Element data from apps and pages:

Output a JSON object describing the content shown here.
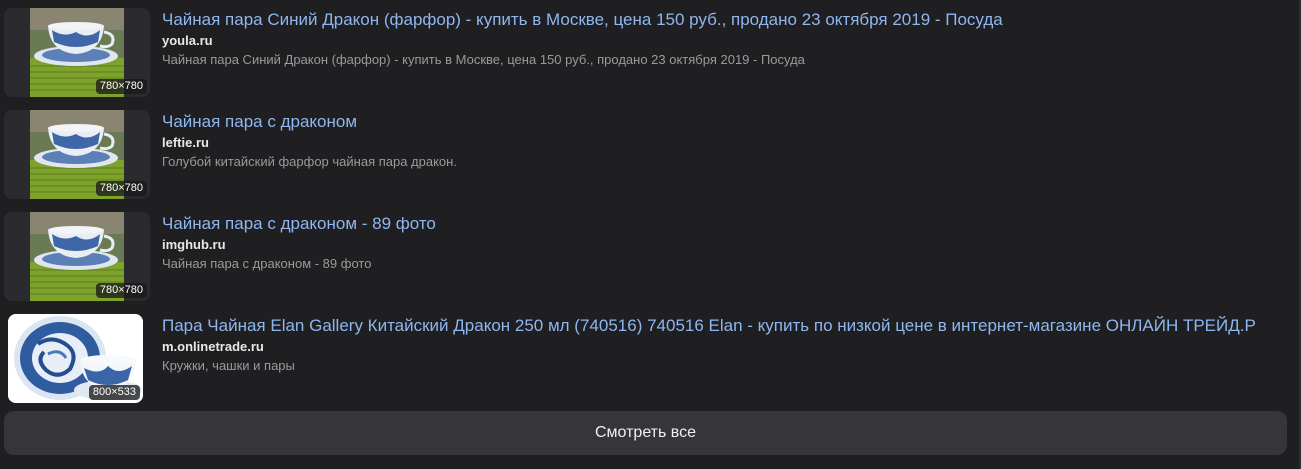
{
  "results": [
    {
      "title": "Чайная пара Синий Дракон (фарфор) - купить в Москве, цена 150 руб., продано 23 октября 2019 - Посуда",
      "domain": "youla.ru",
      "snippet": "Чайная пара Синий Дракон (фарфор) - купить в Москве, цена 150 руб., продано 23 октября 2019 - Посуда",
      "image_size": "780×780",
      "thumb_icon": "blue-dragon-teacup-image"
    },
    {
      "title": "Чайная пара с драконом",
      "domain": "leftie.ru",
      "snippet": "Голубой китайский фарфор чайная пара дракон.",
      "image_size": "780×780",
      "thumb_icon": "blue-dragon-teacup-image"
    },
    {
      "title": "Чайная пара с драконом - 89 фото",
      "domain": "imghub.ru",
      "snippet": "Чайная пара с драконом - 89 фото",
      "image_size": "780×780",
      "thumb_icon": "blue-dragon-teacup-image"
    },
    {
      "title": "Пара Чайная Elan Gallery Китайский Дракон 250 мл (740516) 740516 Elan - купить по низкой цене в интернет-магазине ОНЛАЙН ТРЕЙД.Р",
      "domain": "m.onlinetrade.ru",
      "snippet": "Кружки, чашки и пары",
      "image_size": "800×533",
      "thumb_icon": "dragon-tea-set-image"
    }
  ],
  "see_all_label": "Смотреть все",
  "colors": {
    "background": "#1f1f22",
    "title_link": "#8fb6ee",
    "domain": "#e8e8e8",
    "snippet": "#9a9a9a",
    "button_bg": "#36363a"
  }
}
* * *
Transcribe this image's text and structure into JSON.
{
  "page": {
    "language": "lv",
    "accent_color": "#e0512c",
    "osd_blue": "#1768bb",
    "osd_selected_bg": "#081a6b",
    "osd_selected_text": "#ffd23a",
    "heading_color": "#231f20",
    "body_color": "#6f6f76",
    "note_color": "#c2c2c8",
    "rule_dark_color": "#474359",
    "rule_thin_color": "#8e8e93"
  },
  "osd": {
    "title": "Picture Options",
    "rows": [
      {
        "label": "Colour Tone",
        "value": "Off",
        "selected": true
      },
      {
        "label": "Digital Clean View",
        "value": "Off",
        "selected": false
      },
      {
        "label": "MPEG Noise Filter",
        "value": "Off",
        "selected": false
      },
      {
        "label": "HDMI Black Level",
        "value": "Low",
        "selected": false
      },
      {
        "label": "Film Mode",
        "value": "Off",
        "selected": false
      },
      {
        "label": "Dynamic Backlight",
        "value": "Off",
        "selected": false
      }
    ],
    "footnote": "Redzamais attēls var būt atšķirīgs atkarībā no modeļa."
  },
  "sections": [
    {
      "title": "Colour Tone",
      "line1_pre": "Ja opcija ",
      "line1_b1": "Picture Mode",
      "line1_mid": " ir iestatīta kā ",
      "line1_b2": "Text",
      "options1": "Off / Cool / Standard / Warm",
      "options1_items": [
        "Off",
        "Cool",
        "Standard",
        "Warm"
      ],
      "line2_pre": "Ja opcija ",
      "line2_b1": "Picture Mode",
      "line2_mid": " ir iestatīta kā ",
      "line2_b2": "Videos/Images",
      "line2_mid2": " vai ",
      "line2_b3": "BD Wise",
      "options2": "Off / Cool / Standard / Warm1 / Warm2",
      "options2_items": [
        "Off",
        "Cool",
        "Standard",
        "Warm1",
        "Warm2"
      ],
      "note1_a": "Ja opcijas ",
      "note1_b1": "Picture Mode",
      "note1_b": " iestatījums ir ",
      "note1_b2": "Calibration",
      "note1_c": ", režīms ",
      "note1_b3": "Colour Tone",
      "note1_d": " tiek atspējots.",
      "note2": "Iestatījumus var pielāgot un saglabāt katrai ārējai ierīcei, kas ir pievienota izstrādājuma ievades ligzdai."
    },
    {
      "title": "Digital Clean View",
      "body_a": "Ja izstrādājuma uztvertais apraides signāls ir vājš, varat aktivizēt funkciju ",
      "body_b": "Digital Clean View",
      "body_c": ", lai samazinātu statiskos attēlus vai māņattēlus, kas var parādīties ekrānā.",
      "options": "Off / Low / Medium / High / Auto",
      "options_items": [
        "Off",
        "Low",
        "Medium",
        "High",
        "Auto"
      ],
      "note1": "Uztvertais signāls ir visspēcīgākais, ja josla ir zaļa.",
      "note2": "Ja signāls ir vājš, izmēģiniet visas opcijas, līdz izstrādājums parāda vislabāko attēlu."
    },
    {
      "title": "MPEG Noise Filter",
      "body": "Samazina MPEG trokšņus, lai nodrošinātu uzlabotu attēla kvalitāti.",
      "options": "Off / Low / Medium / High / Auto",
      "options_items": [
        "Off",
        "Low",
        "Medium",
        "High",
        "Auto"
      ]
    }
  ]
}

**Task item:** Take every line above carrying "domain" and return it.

**Answer box:**
      "domain": "youla.ru",
      "domain": "leftie.ru",
      "domain": "imghub.ru",
      "domain": "m.onlinetrade.ru",
    "domain": "#e8e8e8",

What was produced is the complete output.